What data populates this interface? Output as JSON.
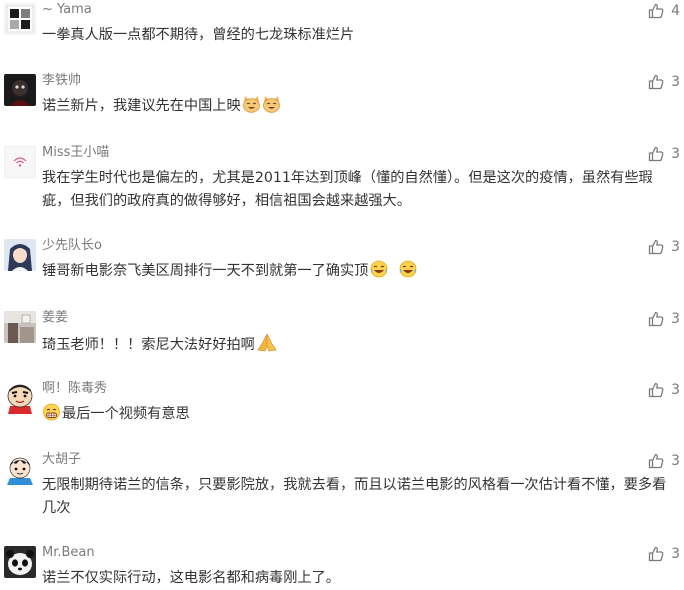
{
  "comments": [
    {
      "user": "~ Yama",
      "text": "一拳真人版一点都不期待，曾经的七龙珠标准烂片",
      "likes": "4",
      "avatar": "geometric-avatar",
      "emojis": []
    },
    {
      "user": "李铁帅",
      "text": "诺兰新片，我建议先在中国上映",
      "likes": "3",
      "avatar": "dark-photo-avatar",
      "emojis": [
        "cat-emoji",
        "cat-emoji"
      ]
    },
    {
      "user": "Miss王小喵",
      "text": "我在学生时代也是偏左的，尤其是2011年达到顶峰（懂的自然懂）。但是这次的疫情，虽然有些瑕疵，但我们的政府真的做得够好，相信祖国会越来越强大。",
      "likes": "3",
      "avatar": "wifi-logo-avatar",
      "emojis": []
    },
    {
      "user": "少先队长o",
      "text": "锤哥新电影奈飞美区周排行一天不到就第一了确实顶",
      "likes": "3",
      "avatar": "anime-girl-avatar",
      "emojis": [
        "laugh-tears-emoji",
        "laugh-tears-emoji"
      ]
    },
    {
      "user": "姜姜",
      "text": "琦玉老师！！！索尼大法好好拍啊",
      "likes": "3",
      "avatar": "room-photo-avatar",
      "emojis": [
        "pray-emoji"
      ]
    },
    {
      "user": "啊！陈毒秀",
      "text": "最后一个视频有意思",
      "likes": "3",
      "avatar": "shinchan-avatar",
      "emojis": [
        "grin-emoji"
      ],
      "emoji_first": true
    },
    {
      "user": "大胡子",
      "text": "无限制期待诺兰的信条，只要影院放，我就去看，而且以诺兰电影的风格看一次估计看不懂，要多看几次",
      "likes": "3",
      "avatar": "cartoon-boy-avatar",
      "emojis": []
    },
    {
      "user": "Mr.Bean",
      "text": "诺兰不仅实际行动，这电影名都和病毒刚上了。",
      "likes": "3",
      "avatar": "panda-avatar",
      "emojis": []
    }
  ]
}
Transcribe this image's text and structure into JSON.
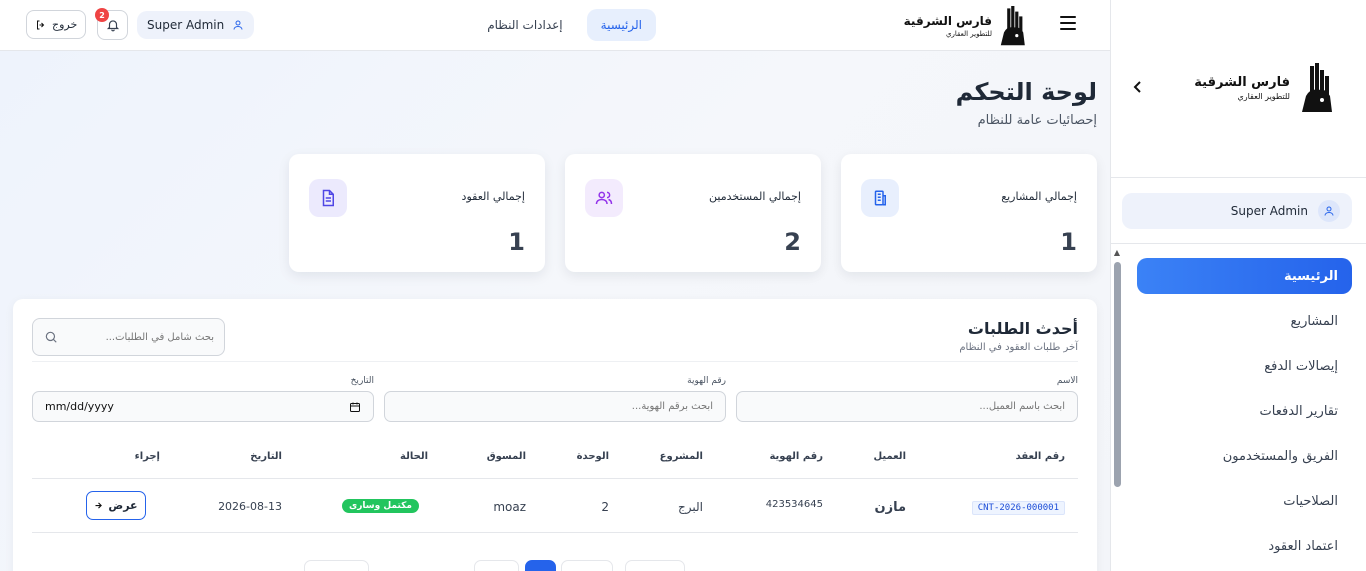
{
  "brand": {
    "name": "فارس الشرقية",
    "tagline": "للتطوير العقاري"
  },
  "topbar": {
    "tabs": [
      {
        "label": "الرئيسية",
        "active": true
      },
      {
        "label": "إعدادات النظام",
        "active": false
      }
    ],
    "user": "Super Admin",
    "notifications": "2",
    "logout": "خروج"
  },
  "sidebar": {
    "user": "Super Admin",
    "items": [
      {
        "label": "الرئيسية",
        "active": true
      },
      {
        "label": "المشاريع"
      },
      {
        "label": "إيصالات الدفع"
      },
      {
        "label": "تقارير الدفعات"
      },
      {
        "label": "الفريق والمستخدمون"
      },
      {
        "label": "الصلاحيات"
      },
      {
        "label": "اعتماد العقود"
      }
    ]
  },
  "page": {
    "title": "لوحة التحكم",
    "subtitle": "إحصائيات عامة للنظام"
  },
  "stats": [
    {
      "label": "إجمالي المشاريع",
      "value": "1",
      "icon": "building-icon",
      "color": "#2563eb",
      "bg": "#e8effd"
    },
    {
      "label": "إجمالي المستخدمين",
      "value": "2",
      "icon": "users-icon",
      "color": "#9333ea",
      "bg": "#f3ebfd"
    },
    {
      "label": "إجمالي العقود",
      "value": "1",
      "icon": "document-icon",
      "color": "#4f46e5",
      "bg": "#eceafd"
    }
  ],
  "requests": {
    "title": "أحدث الطلبات",
    "subtitle": "آخر طلبات العقود في النظام",
    "search_placeholder": "بحث شامل في الطلبات...",
    "filters": {
      "name_label": "الاسم",
      "name_placeholder": "ابحث باسم العميل...",
      "id_label": "رقم الهوية",
      "id_placeholder": "ابحث برقم الهوية...",
      "date_label": "التاريخ",
      "date_placeholder": "mm/dd/yyyy"
    },
    "columns": [
      "رقم العقد",
      "العميل",
      "رقم الهوية",
      "المشروع",
      "الوحدة",
      "المسوق",
      "الحالة",
      "التاريخ",
      "إجراء"
    ],
    "rows": [
      {
        "contract": "CNT-2026-000001",
        "client": "مازن",
        "id_number": "423534645",
        "project": "البرج",
        "unit": "2",
        "marketer": "moaz",
        "status": "مكتمل وسارى",
        "date": "2026-08-13",
        "action": "عرض"
      }
    ]
  }
}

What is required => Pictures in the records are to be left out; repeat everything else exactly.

Solution for this problem =>
What data populates this interface? Output as JSON.
{
  "comments": [
    {
      "user": "~ Yama",
      "text": "一拳真人版一点都不期待，曾经的七龙珠标准烂片",
      "likes": "4",
      "avatar": "geometric-avatar",
      "emojis": []
    },
    {
      "user": "李铁帅",
      "text": "诺兰新片，我建议先在中国上映",
      "likes": "3",
      "avatar": "dark-photo-avatar",
      "emojis": [
        "cat-emoji",
        "cat-emoji"
      ]
    },
    {
      "user": "Miss王小喵",
      "text": "我在学生时代也是偏左的，尤其是2011年达到顶峰（懂的自然懂）。但是这次的疫情，虽然有些瑕疵，但我们的政府真的做得够好，相信祖国会越来越强大。",
      "likes": "3",
      "avatar": "wifi-logo-avatar",
      "emojis": []
    },
    {
      "user": "少先队长o",
      "text": "锤哥新电影奈飞美区周排行一天不到就第一了确实顶",
      "likes": "3",
      "avatar": "anime-girl-avatar",
      "emojis": [
        "laugh-tears-emoji",
        "laugh-tears-emoji"
      ]
    },
    {
      "user": "姜姜",
      "text": "琦玉老师！！！索尼大法好好拍啊",
      "likes": "3",
      "avatar": "room-photo-avatar",
      "emojis": [
        "pray-emoji"
      ]
    },
    {
      "user": "啊！陈毒秀",
      "text": "最后一个视频有意思",
      "likes": "3",
      "avatar": "shinchan-avatar",
      "emojis": [
        "grin-emoji"
      ],
      "emoji_first": true
    },
    {
      "user": "大胡子",
      "text": "无限制期待诺兰的信条，只要影院放，我就去看，而且以诺兰电影的风格看一次估计看不懂，要多看几次",
      "likes": "3",
      "avatar": "cartoon-boy-avatar",
      "emojis": []
    },
    {
      "user": "Mr.Bean",
      "text": "诺兰不仅实际行动，这电影名都和病毒刚上了。",
      "likes": "3",
      "avatar": "panda-avatar",
      "emojis": []
    }
  ]
}
Transcribe this image's text and structure into JSON.
{
  "brand": {
    "name": "فارس الشرقية",
    "tagline": "للتطوير العقاري"
  },
  "topbar": {
    "tabs": [
      {
        "label": "الرئيسية",
        "active": true
      },
      {
        "label": "إعدادات النظام",
        "active": false
      }
    ],
    "user": "Super Admin",
    "notifications": "2",
    "logout": "خروج"
  },
  "sidebar": {
    "user": "Super Admin",
    "items": [
      {
        "label": "الرئيسية",
        "active": true
      },
      {
        "label": "المشاريع"
      },
      {
        "label": "إيصالات الدفع"
      },
      {
        "label": "تقارير الدفعات"
      },
      {
        "label": "الفريق والمستخدمون"
      },
      {
        "label": "الصلاحيات"
      },
      {
        "label": "اعتماد العقود"
      }
    ]
  },
  "page": {
    "title": "لوحة التحكم",
    "subtitle": "إحصائيات عامة للنظام"
  },
  "stats": [
    {
      "label": "إجمالي المشاريع",
      "value": "1",
      "icon": "building-icon",
      "color": "#2563eb",
      "bg": "#e8effd"
    },
    {
      "label": "إجمالي المستخدمين",
      "value": "2",
      "icon": "users-icon",
      "color": "#9333ea",
      "bg": "#f3ebfd"
    },
    {
      "label": "إجمالي العقود",
      "value": "1",
      "icon": "document-icon",
      "color": "#4f46e5",
      "bg": "#eceafd"
    }
  ],
  "requests": {
    "title": "أحدث الطلبات",
    "subtitle": "آخر طلبات العقود في النظام",
    "search_placeholder": "بحث شامل في الطلبات...",
    "filters": {
      "name_label": "الاسم",
      "name_placeholder": "ابحث باسم العميل...",
      "id_label": "رقم الهوية",
      "id_placeholder": "ابحث برقم الهوية...",
      "date_label": "التاريخ",
      "date_placeholder": "mm/dd/yyyy"
    },
    "columns": [
      "رقم العقد",
      "العميل",
      "رقم الهوية",
      "المشروع",
      "الوحدة",
      "المسوق",
      "الحالة",
      "التاريخ",
      "إجراء"
    ],
    "rows": [
      {
        "contract": "CNT-2026-000001",
        "client": "مازن",
        "id_number": "423534645",
        "project": "البرج",
        "unit": "2",
        "marketer": "moaz",
        "status": "مكتمل وسارى",
        "date": "2026-08-13",
        "action": "عرض"
      }
    ]
  }
}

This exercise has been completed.